Ullens Center for Contemporary Art, Beijing, 15 September – 17 December
As a conceptual frame for the newly produced artworks in Cold Nights, each of the four artists was assigned a character from Ba Jin’s novel Cold Nights (1947) –the wife, husband, wife’s lover or husband’s mother. Ba’s story describes the disintegration of a family in 1940s Chongqing and is commonly read as a metaphor for that period’s brutally felt sociopolitical shifts. The curators, Boliang Shen and Zhanglun Dai, have two guiding intentions: to collaboratively rewrite Ba’s work, creating a new text within the exhibition space, and to get the artists to utilise the novel as a model for reflecting on contemporary social realities.
Nabuqi, ‘performing’ the mother, installed a line of mirrors on the spaces’ outer walls at eye level, meaning it is always possible to see at least one of the exhibition’s works; a flashing light intermittently fills the otherwise dimly lit space, highlighting the works’ reflection in the mirrors. With the conservative mother character in mind, the continuous, almost invasive presence of these works throughout the space seems like a reminder of the weight of tradition.
Liu Shiyuan’s complex video includes bees pollinating plants, mid-twentieth-century cartoons of young girls admiring boys’ biceps, ticking clocks and a group eating free oysters on a Danish beach (part of a government scheme to quell invading foreign oysters). Liu highlights the changing nature of value and our constantly shifting control over meaning. The video is paired to the novel’s wife: a foil to the antiquated mother, she is a relatively modern character, seemingly in control of her destiny, who elopes with her lover.

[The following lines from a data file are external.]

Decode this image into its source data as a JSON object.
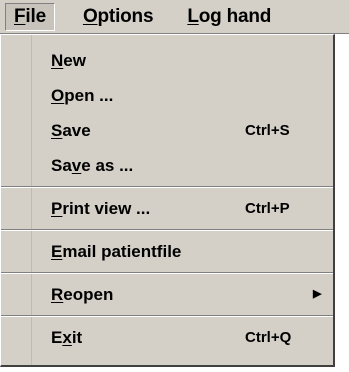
{
  "menubar": {
    "file": {
      "mnemonic": "F",
      "rest": "ile"
    },
    "options": {
      "mnemonic": "O",
      "rest": "ptions"
    },
    "loghand": {
      "mnemonic": "L",
      "rest": "og hand"
    }
  },
  "menu": {
    "new": {
      "mnemonic": "N",
      "rest": "ew"
    },
    "open": {
      "mnemonic": "O",
      "rest": "pen ..."
    },
    "save": {
      "mnemonic": "S",
      "rest": "ave",
      "shortcut": "Ctrl+S"
    },
    "saveas": {
      "pre": "Sa",
      "mnemonic": "v",
      "rest": "e as ..."
    },
    "print": {
      "mnemonic": "P",
      "rest": "rint view ...",
      "shortcut": "Ctrl+P"
    },
    "email": {
      "mnemonic": "E",
      "rest": "mail patientfile"
    },
    "reopen": {
      "mnemonic": "R",
      "rest": "eopen",
      "arrow": "▶"
    },
    "exit": {
      "pre": "E",
      "mnemonic": "x",
      "rest": "it",
      "shortcut": "Ctrl+Q"
    }
  }
}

Yet Liu’s video seems to suggest that in contemporary society our roles, specifically those of women, remain constrained. As the video’s title suggests, The Best Is Yet To Come (2017).
Li Ran’s black-and-white video Night of Patmos (2017) represents the wife’s lover, whose depiction in the novel is less direct, often represented by comments from others, his existence composed of multiple fragments. Li’s video similarly weaves disparate elements together – improvised scenes from biblical plays; a voiceover recounting a mountaineering trip in which the participants turn fanatical; and photographs of 1950s and 1980s theatre plays – to reflect the lover’s narrative presence. Yet beyond disunity, the motivation for Li’s choice of video content is not evident.
Chen Zhou’s video Blue Hole (2017), interpreting the husband, follows two fashionably dressed actors fruitlessly searching for their companion in a deserted forest. The lonely husband’s inability to communicate with his wife and mother in the novel is transposed into a contemporary moment. The atemporal environments the characters evolve in also seem to reference videogames, pointing to the virtual world as a melancholic hole that Chen sees us turning to for companionship. In an accompanying text the artist describes living in Shanghai, emphasising that the latest technologies and urban fashions cannot inhibit loneliness within one of the world’s most populated cities.
The exhibition relies too heavily on the novel while offering very little information on its content: without fuller knowledge of it, the viewer finds it difficult to conjecture the extent to which the artworks are connected to each character, and to what extent they comment on contemporary society. As these two poles are the show’s curatorial foundation, I was left grappling for meaning somewhere between them.
From the Winter 2017 issue of ArtReview